Saturday, May 26, 2012 A Finished Fence, An Untold Story, and Crazy at the Mall

Marissa invited me on her 6:30 run to the top of the main bridge and back; the last three blocks home I start to fade and she makes me look like an old man. This morning Chad prays for the leaders at the kasetsu (pl) we met yesterday. Jonathan talks about the Sabbath, the Jubilee in the Leviticus Ch. 25, and Jesus' teaching of forgiveness in Matthew 18. He suggests that returning the land to the original owner, leaving it fallow, freeing the slaves, forgiveness, restoration, reconciliation, and rest are all related principles with a powerful message: release from "bondage" is possible and starting afresh is possible. He prays about how we are seeing through this tragedy, that people are learning to be more open and trusting, more genuine and dependent on each other.

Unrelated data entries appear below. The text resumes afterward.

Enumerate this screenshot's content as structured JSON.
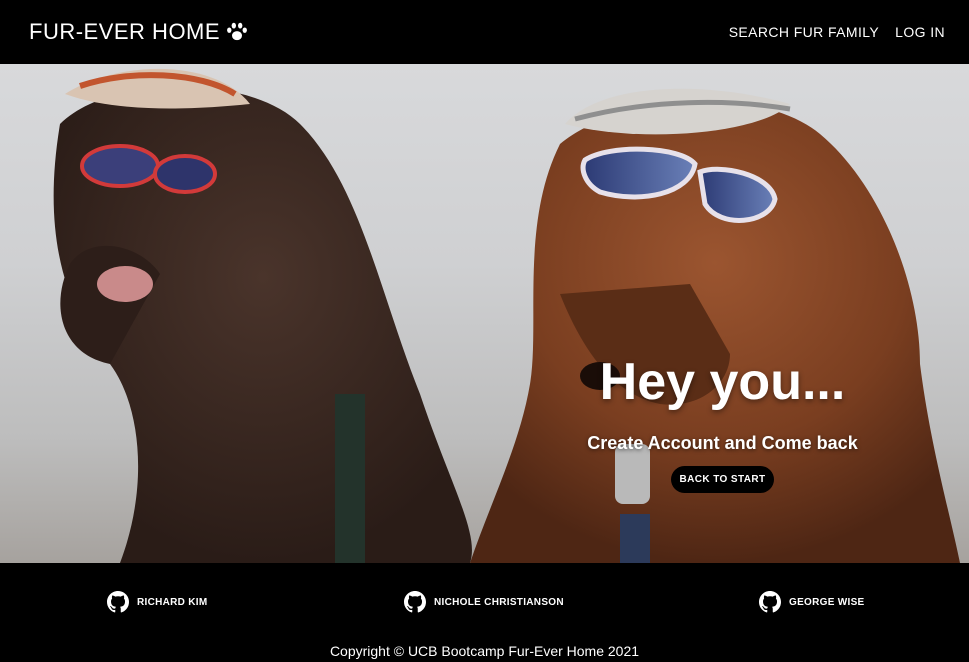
{
  "header": {
    "brand": "FUR-EVER HOME",
    "nav": [
      {
        "label": "SEARCH FUR FAMILY"
      },
      {
        "label": "LOG IN"
      }
    ]
  },
  "hero": {
    "title": "Hey you...",
    "subtitle": "Create Account and Come back",
    "button": "BACK TO START"
  },
  "footer": {
    "members": [
      {
        "name": "RICHARD KIM",
        "icon": "github-icon"
      },
      {
        "name": "NICHOLE CHRISTIANSON",
        "icon": "github-icon"
      },
      {
        "name": "GEORGE WISE",
        "icon": "github-icon"
      }
    ],
    "copyright": "Copyright © UCB Bootcamp Fur-Ever Home 2021"
  },
  "colors": {
    "header_bg": "#000000",
    "button_bg": "#000000",
    "text": "#ffffff"
  }
}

Eric prays that we would let go of the idea that this is a puzzle that we have to solve, but that we would place all of our "stuff" in God's hands and simply let him use us today.

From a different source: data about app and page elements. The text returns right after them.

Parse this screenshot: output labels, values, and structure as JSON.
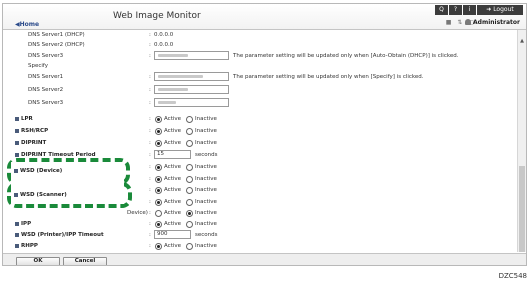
{
  "header": {
    "title": "Web Image Monitor",
    "home_label": "Home",
    "logout_label": "Logout",
    "help_label": "?",
    "info_label": "i",
    "search_label": "Q",
    "user_label": "Administrator"
  },
  "dns_rows": [
    {
      "label": "DNS Server1 (DHCP)",
      "value": "0.0.0.0"
    },
    {
      "label": "DNS Server2 (DHCP)",
      "value": "0.0.0.0"
    },
    {
      "label": "DNS Server3",
      "note": "The parameter setting will be updated only when [Auto-Obtain (DHCP)] is clicked."
    },
    {
      "label": "Specify"
    },
    {
      "label": "DNS Server1",
      "note": "The parameter setting will be updated only when [Specify] is clicked."
    },
    {
      "label": "DNS Server2"
    },
    {
      "label": "DNS Server3"
    }
  ],
  "radio_options": {
    "active": "Active",
    "inactive": "Inactive"
  },
  "settings": [
    {
      "label": "LPR",
      "type": "radio",
      "selected": "active"
    },
    {
      "label": "RSH/RCP",
      "type": "radio",
      "selected": "active"
    },
    {
      "label": "DIPRINT",
      "type": "radio",
      "selected": "active"
    },
    {
      "label": "DIPRINT Timeout Period",
      "type": "input",
      "value": "15",
      "unit": "seconds"
    },
    {
      "label": "WSD (Device)",
      "type": "radio",
      "selected": "active"
    },
    {
      "label": "WSD (Printer)",
      "type": "radio",
      "selected": "active"
    },
    {
      "label": "WSD (Scanner)",
      "type": "radio",
      "selected": "active"
    },
    {
      "label": "WSD (Printer) Discovery (Device)",
      "type": "radio",
      "selected": "inactive"
    },
    {
      "label": "IPP",
      "type": "radio",
      "selected": "active"
    },
    {
      "label": "WSD (Printer)/IPP Timeout",
      "type": "input",
      "value": "900",
      "unit": "seconds"
    },
    {
      "label": "RHPP",
      "type": "radio",
      "selected": "active"
    }
  ],
  "footer": {
    "ok_label": "OK",
    "cancel_label": "Cancel"
  },
  "figure_id": "DZC548",
  "colors": {
    "highlight_dash": "#1a8a3a",
    "bullet": "#4a5b7a",
    "toolbar_button": "#3c3c3c"
  }
}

We finally head back to the oyster farm where I see that Cody and my efforts on the sign post base have resulted in the retreat sign set back in its place. Someone says it translates to "take it easy."
We load a stack of fence rails on the truck and Jonathan gives us the outline of the tasks and tools we have to finish the job.
Instead of assigning jobs, he show how the bolts should go and lets us kind of randomly grab tools and trip over each other for the first few minutes,
until amazingly a system comes together and while not exactly a surgical team, we've got a system, and you hear "drill," "sledge hammer," "stain," "need a 255mm bolt," and we're gettin' it done.
Josiah came along and he's pitching in, and Maria tries her hand at all the tools and says a photo will show her family that she's really getting dirty today.
Mike gets us going while we're eating lunch on the sea wall with "why do the fishermen fish this way?" (so they get bigger mussels) and "what do you call a oysterman who keeps his catch to himself?" (shellfish).
Eric chimes in with "what do you call someone who steps right off into the water?" (without a pier/peer).

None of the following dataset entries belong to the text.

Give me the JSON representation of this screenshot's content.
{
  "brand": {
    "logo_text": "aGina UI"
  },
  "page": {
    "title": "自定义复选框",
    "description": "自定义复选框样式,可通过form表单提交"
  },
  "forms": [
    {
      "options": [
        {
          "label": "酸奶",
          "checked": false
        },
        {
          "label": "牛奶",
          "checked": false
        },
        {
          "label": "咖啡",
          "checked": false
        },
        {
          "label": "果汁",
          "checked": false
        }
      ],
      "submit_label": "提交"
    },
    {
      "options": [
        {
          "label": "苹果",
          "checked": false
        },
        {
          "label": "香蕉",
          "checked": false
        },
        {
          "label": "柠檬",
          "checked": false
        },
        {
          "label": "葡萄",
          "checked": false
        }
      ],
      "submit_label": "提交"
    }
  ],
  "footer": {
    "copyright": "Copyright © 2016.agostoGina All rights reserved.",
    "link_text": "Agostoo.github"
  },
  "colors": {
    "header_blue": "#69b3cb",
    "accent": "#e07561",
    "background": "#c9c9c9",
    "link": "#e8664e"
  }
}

Done! And as we're leaving sakashita-fusai (Mr. and Mrs.) approach the dock in their boat and we get out to say goodbye.
She asks me if I learned any Japanese words during my stay and I say "makudonarudo" (McDonalds). (Mr.) sakashita-san is smiling, but he tells Jonathan in kind of an aside, "harder than you thought it would be, huh?"

On the drive back to Ishinomaki, I remark to Jonathan that while in the US we have heavy concrete "k-rails" to protect the road workers, here there are just plastic supports with horizontal metal poles--no protection from an out-of-control vehicle.
But I guess it's the visual warning they're going for.

Each section in the rice fields seems to have its own egret. We're treated to the sight of white wings spread wide before touchdown. (Couldn't get the shot from the moving car, so borrowed one from stock pictures.)
Jonathan tells about how his father-in-law, a non-believing newspaper executive, was down from Hokkaido for Easter, heard the speaker and wasn't impressed. But he said this, these volunteers who keep coming and all the donations, this story needs to be told. He said the foreign workers, especially Christians, have almost no exposure in the Japanese media. So Jonathan tells him, well, do something about it. Jonathan tells me over 1000 volunteers, and through BeOne, Helping Hands, and the White's Ferry Road church, over 2 million dollars, have passed just through this one small ministry in one small area. And multiply that by all the other aid missions.

The Let's Start Talking get acquainted coffee at the guest house is just breaking up and neighbors are talking and milling around outside; there were about 20 guests. Someone's sitting in the window just enjoying the beautiful afternoon. I say hi to the obaasan across the street and I thinks she's telling me that she has never left Japan so I ask Chad to translate and he says actually she's been to 6 countries including Paris, but doesn't travel that far anymore because her daughter worries, so now she just visits all the famous hot springs/onsen(s) all over Japan.

Mike and Kioshi invite the LST teachers and me and an adult student named ueshima-san to the mall for dinner and when we get there,
they're having way too much fun making bad jokes and on the way home we're holding our breath through the tunnels.

No comments:

Post a Comment